The universe we inhabit, while filled with wonder seem to us oftentimes, too ordinary and in our contempt for the things we all share in common, we miss the quiet susurration of our daily lives, saying, “Here is Beauty. Here is Beauty.”
Using the physical reminders picked up from my daily walks with my dog, Barney - leaves picked up along the way, fallen bark from trees, detritus from vacuuming, Barney’s fur, coffee grounds, weeds removed from the garden and leaves from the Italian plum tree I pruned last summer – I incorporated them into handmade paper along with my old prints.
The handmade paper was then made into the flags, which gave this project its name, “Suburuban Signals”. Flags have been used to identify opposing armies in a battlefield. But for my purposes, the flag signals that, ‘Here is a community of like minded people!’. These suburban signal flags are poetic expressions of my neighborhood. A white flag also has its origins in the battlefield, where the losing side surrenders by raising a white flag. But rather than surrender hope, the white flag here represents a surrender to your environment by accepting all that is around you and paying close attention with all of your senses. However, this work is not complete without your participation. By picking up the white flag, you express your acceptance of the present moment and submit oneself without resistance.
“Suburban Signals” invites you to appreciate the obvious, the mundane, the ordinary and the common, your neighborhood, and the place where you live, asking all of us to slow down and be grateful for the universe we inhabit, to treasure the ordinary extraordinary world we inhabit before it is too late.
As part of "Suburban Signals, a set of pennants titled 'Stake Your Claim' were made for the faculty exhibition at Pacific Northwest College of Art in 2015. These pennants bore phrases like ‘Here is Beauty’, ‘Daily Rituals’ , ‘Universe in common’ which were also used in the Suburban Signals show at c3 Initiatve & in part through the Pulp & Deckle papermaking residency in St. John, OR. Gallery visitors were instructed to take a pennant and carry it around with them and then place it somewhere they deemed worth of contemplation.
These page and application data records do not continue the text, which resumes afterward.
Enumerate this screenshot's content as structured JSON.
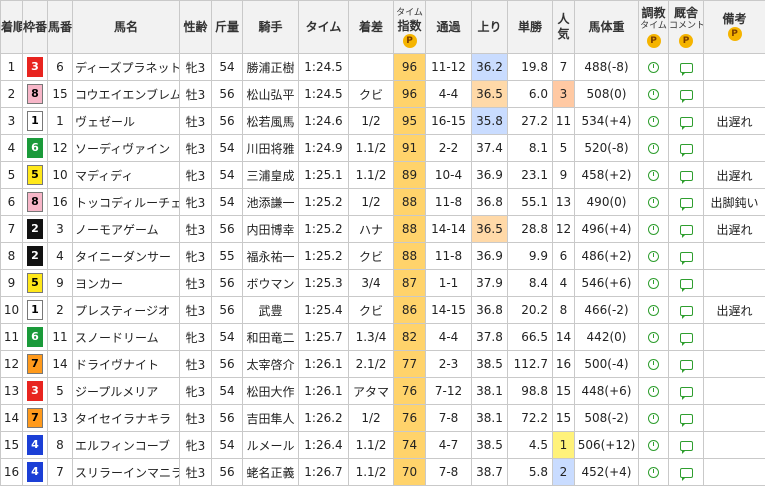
{
  "headers": {
    "rank": "着順",
    "waku": "枠番",
    "umaban": "馬番",
    "name": "馬名",
    "sex_age": "性齢",
    "weight": "斤量",
    "jockey": "騎手",
    "time": "タイム",
    "margin": "着差",
    "index_top": "タイム",
    "index_bottom": "指数",
    "passing": "通過",
    "agari": "上り",
    "odds": "単勝",
    "pop": "人気",
    "body_weight": "馬体重",
    "training_top": "調教",
    "training_bottom": "タイム",
    "comment_top": "厩舎",
    "comment_bottom": "コメント",
    "remarks": "備考",
    "premium_icon": "P"
  },
  "rows": [
    {
      "rank": "1",
      "waku": "3",
      "umaban": "6",
      "name": "ディーズプラネット",
      "sex_age": "牝3",
      "weight": "54",
      "jockey": "勝浦正樹",
      "time": "1:24.5",
      "margin": "",
      "index": "96",
      "passing": "11-12",
      "agari": "36.2",
      "odds": "19.8",
      "pop": "7",
      "body_weight": "488(-8)",
      "remarks": ""
    },
    {
      "rank": "2",
      "waku": "8",
      "umaban": "15",
      "name": "コウエイエンブレム",
      "sex_age": "牡3",
      "weight": "56",
      "jockey": "松山弘平",
      "time": "1:24.5",
      "margin": "クビ",
      "index": "96",
      "passing": "4-4",
      "agari": "36.5",
      "odds": "6.0",
      "pop": "3",
      "body_weight": "508(0)",
      "remarks": ""
    },
    {
      "rank": "3",
      "waku": "1",
      "umaban": "1",
      "name": "ヴェゼール",
      "sex_age": "牡3",
      "weight": "56",
      "jockey": "松若風馬",
      "time": "1:24.6",
      "margin": "1/2",
      "index": "95",
      "passing": "16-15",
      "agari": "35.8",
      "odds": "27.2",
      "pop": "11",
      "body_weight": "534(+4)",
      "remarks": "出遅れ"
    },
    {
      "rank": "4",
      "waku": "6",
      "umaban": "12",
      "name": "ソーディヴァイン",
      "sex_age": "牝3",
      "weight": "54",
      "jockey": "川田将雅",
      "time": "1:24.9",
      "margin": "1.1/2",
      "index": "91",
      "passing": "2-2",
      "agari": "37.4",
      "odds": "8.1",
      "pop": "5",
      "body_weight": "520(-8)",
      "remarks": ""
    },
    {
      "rank": "5",
      "waku": "5",
      "umaban": "10",
      "name": "マディディ",
      "sex_age": "牝3",
      "weight": "54",
      "jockey": "三浦皇成",
      "time": "1:25.1",
      "margin": "1.1/2",
      "index": "89",
      "passing": "10-4",
      "agari": "36.9",
      "odds": "23.1",
      "pop": "9",
      "body_weight": "458(+2)",
      "remarks": "出遅れ"
    },
    {
      "rank": "6",
      "waku": "8",
      "umaban": "16",
      "name": "トッコディルーチェ",
      "sex_age": "牝3",
      "weight": "54",
      "jockey": "池添謙一",
      "time": "1:25.2",
      "margin": "1/2",
      "index": "88",
      "passing": "11-8",
      "agari": "36.8",
      "odds": "55.1",
      "pop": "13",
      "body_weight": "490(0)",
      "remarks": "出脚鈍い"
    },
    {
      "rank": "7",
      "waku": "2",
      "umaban": "3",
      "name": "ノーモアゲーム",
      "sex_age": "牡3",
      "weight": "56",
      "jockey": "内田博幸",
      "time": "1:25.2",
      "margin": "ハナ",
      "index": "88",
      "passing": "14-14",
      "agari": "36.5",
      "odds": "28.8",
      "pop": "12",
      "body_weight": "496(+4)",
      "remarks": "出遅れ"
    },
    {
      "rank": "8",
      "waku": "2",
      "umaban": "4",
      "name": "タイニーダンサー",
      "sex_age": "牝3",
      "weight": "55",
      "jockey": "福永祐一",
      "time": "1:25.2",
      "margin": "クビ",
      "index": "88",
      "passing": "11-8",
      "agari": "36.9",
      "odds": "9.9",
      "pop": "6",
      "body_weight": "486(+2)",
      "remarks": ""
    },
    {
      "rank": "9",
      "waku": "5",
      "umaban": "9",
      "name": "ヨンカー",
      "sex_age": "牡3",
      "weight": "56",
      "jockey": "ボウマン",
      "time": "1:25.3",
      "margin": "3/4",
      "index": "87",
      "passing": "1-1",
      "agari": "37.9",
      "odds": "8.4",
      "pop": "4",
      "body_weight": "546(+6)",
      "remarks": ""
    },
    {
      "rank": "10",
      "waku": "1",
      "umaban": "2",
      "name": "プレスティージオ",
      "sex_age": "牡3",
      "weight": "56",
      "jockey": "武豊",
      "time": "1:25.4",
      "margin": "クビ",
      "index": "86",
      "passing": "14-15",
      "agari": "36.8",
      "odds": "20.2",
      "pop": "8",
      "body_weight": "466(-2)",
      "remarks": "出遅れ"
    },
    {
      "rank": "11",
      "waku": "6",
      "umaban": "11",
      "name": "スノードリーム",
      "sex_age": "牝3",
      "weight": "54",
      "jockey": "和田竜二",
      "time": "1:25.7",
      "margin": "1.3/4",
      "index": "82",
      "passing": "4-4",
      "agari": "37.8",
      "odds": "66.5",
      "pop": "14",
      "body_weight": "442(0)",
      "remarks": ""
    },
    {
      "rank": "12",
      "waku": "7",
      "umaban": "14",
      "name": "ドライヴナイト",
      "sex_age": "牡3",
      "weight": "56",
      "jockey": "太宰啓介",
      "time": "1:26.1",
      "margin": "2.1/2",
      "index": "77",
      "passing": "2-3",
      "agari": "38.5",
      "odds": "112.7",
      "pop": "16",
      "body_weight": "500(-4)",
      "remarks": ""
    },
    {
      "rank": "13",
      "waku": "3",
      "umaban": "5",
      "name": "ジープルメリア",
      "sex_age": "牝3",
      "weight": "54",
      "jockey": "松田大作",
      "time": "1:26.1",
      "margin": "アタマ",
      "index": "76",
      "passing": "7-12",
      "agari": "38.1",
      "odds": "98.8",
      "pop": "15",
      "body_weight": "448(+6)",
      "remarks": ""
    },
    {
      "rank": "14",
      "waku": "7",
      "umaban": "13",
      "name": "タイセイラナキラ",
      "sex_age": "牡3",
      "weight": "56",
      "jockey": "吉田隼人",
      "time": "1:26.2",
      "margin": "1/2",
      "index": "76",
      "passing": "7-8",
      "agari": "38.1",
      "odds": "72.2",
      "pop": "15",
      "body_weight": "508(-2)",
      "remarks": ""
    },
    {
      "rank": "15",
      "waku": "4",
      "umaban": "8",
      "name": "エルフィンコーブ",
      "sex_age": "牝3",
      "weight": "54",
      "jockey": "ルメール",
      "time": "1:26.4",
      "margin": "1.1/2",
      "index": "74",
      "passing": "4-7",
      "agari": "38.5",
      "odds": "4.5",
      "pop": "1",
      "body_weight": "506(+12)",
      "remarks": ""
    },
    {
      "rank": "16",
      "waku": "4",
      "umaban": "7",
      "name": "スリラーインマニラ",
      "sex_age": "牡3",
      "weight": "56",
      "jockey": "蛯名正義",
      "time": "1:26.7",
      "margin": "1.1/2",
      "index": "70",
      "passing": "7-8",
      "agari": "38.7",
      "odds": "5.8",
      "pop": "2",
      "body_weight": "452(+4)",
      "remarks": ""
    }
  ]
}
I did lose a few this way but I expect the home they are now in, is exactly where they belong. I got the stump from a bay laurel that we cut down in our backyard. The bay laurel has since grown back and is currently a very large bush.